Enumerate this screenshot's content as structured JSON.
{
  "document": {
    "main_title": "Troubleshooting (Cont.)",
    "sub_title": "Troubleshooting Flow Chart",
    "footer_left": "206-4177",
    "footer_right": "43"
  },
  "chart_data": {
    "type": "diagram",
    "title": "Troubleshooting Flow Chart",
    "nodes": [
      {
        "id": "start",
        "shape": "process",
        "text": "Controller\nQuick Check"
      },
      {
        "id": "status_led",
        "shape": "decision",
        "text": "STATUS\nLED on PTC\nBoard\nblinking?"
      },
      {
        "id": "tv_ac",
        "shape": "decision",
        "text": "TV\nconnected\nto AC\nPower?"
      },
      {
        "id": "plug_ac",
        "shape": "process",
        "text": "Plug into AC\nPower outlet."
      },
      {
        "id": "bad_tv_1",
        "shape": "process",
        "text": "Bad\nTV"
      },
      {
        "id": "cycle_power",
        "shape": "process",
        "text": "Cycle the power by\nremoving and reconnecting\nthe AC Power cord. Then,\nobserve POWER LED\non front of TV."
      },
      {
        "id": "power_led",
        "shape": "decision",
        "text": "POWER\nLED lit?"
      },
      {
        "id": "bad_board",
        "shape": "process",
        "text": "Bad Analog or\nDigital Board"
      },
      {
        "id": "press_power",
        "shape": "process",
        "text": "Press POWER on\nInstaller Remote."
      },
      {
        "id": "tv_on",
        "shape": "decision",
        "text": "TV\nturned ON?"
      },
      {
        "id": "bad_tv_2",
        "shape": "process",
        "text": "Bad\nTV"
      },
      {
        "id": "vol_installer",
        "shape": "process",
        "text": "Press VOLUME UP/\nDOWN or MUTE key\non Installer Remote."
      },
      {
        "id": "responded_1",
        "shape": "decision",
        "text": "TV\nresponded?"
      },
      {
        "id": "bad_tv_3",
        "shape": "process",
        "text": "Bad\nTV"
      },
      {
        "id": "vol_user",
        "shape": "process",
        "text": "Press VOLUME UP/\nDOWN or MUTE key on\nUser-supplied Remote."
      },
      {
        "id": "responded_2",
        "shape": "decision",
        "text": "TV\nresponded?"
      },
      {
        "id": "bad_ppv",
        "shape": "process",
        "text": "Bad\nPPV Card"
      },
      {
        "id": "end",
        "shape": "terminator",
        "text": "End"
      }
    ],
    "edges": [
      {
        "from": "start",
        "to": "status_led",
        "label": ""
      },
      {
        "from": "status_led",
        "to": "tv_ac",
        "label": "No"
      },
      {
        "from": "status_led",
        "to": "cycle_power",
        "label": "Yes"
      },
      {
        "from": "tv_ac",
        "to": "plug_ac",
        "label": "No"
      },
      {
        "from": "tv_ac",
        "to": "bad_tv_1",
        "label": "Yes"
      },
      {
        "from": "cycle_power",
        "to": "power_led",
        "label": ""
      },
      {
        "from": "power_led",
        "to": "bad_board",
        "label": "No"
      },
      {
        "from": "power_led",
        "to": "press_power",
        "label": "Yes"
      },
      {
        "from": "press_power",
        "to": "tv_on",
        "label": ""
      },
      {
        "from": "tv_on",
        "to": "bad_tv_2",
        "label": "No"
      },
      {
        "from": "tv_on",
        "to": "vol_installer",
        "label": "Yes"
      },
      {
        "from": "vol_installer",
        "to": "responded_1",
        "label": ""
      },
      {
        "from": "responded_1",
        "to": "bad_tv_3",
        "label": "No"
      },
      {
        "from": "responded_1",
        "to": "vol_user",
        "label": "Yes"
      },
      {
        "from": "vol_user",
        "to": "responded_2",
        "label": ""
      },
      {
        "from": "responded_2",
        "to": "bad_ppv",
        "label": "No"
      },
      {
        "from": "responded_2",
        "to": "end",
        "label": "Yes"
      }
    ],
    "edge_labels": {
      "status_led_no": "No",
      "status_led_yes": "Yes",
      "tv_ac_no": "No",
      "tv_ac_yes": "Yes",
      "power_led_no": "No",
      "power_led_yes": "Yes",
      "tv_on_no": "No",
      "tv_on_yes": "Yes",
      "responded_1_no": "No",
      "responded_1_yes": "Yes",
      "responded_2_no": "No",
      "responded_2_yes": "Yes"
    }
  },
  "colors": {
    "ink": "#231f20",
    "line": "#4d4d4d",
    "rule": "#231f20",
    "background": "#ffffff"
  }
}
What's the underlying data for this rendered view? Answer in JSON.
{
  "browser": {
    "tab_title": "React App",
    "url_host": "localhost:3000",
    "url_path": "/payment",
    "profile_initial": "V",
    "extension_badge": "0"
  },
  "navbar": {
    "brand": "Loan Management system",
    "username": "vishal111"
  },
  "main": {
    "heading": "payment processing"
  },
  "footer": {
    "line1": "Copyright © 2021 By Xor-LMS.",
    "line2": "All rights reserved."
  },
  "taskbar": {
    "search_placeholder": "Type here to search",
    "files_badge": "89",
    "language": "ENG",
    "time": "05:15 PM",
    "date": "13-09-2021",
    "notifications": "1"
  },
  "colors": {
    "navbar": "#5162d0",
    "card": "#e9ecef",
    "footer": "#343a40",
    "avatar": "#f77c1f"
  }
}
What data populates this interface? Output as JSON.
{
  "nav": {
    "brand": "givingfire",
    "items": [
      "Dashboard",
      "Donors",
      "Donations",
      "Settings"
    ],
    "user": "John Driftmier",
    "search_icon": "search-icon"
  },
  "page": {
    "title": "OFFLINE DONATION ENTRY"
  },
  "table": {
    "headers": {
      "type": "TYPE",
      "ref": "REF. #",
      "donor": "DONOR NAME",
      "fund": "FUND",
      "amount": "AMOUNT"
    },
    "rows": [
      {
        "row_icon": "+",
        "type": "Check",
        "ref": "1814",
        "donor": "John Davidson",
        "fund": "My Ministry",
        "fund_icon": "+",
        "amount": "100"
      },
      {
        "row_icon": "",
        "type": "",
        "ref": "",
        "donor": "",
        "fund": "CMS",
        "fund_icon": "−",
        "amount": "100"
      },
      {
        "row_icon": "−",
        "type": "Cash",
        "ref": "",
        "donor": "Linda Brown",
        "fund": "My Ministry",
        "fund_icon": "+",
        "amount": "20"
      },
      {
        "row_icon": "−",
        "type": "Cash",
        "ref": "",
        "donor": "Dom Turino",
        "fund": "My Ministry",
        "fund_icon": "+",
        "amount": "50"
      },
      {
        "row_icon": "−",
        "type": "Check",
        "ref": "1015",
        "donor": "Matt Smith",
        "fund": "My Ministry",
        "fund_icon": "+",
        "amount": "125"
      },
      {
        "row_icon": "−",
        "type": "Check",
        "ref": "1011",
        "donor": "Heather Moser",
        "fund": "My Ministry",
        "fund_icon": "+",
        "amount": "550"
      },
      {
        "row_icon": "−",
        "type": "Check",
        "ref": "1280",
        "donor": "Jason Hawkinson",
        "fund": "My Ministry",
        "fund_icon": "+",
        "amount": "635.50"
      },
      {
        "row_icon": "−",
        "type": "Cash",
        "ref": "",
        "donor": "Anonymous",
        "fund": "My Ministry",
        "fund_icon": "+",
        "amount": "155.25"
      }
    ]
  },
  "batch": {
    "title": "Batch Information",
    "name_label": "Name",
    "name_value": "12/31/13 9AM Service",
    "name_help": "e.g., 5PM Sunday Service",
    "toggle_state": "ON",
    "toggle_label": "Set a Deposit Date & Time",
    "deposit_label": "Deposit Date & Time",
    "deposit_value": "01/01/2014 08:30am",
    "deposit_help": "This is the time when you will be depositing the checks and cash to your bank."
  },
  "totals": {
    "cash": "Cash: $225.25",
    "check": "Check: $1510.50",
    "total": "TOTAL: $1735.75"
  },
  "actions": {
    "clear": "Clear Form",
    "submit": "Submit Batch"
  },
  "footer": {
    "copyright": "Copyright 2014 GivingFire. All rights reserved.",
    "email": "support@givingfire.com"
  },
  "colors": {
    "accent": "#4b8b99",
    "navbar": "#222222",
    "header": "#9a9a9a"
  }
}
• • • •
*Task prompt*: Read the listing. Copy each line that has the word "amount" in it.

*Output below*:
      "amount": "AMOUNT"
        "amount": "100"
        "amount": "100"
        "amount": "20"
        "amount": "50"
        "amount": "125"
        "amount": "550"
        "amount": "635.50"
        "amount": "155.25"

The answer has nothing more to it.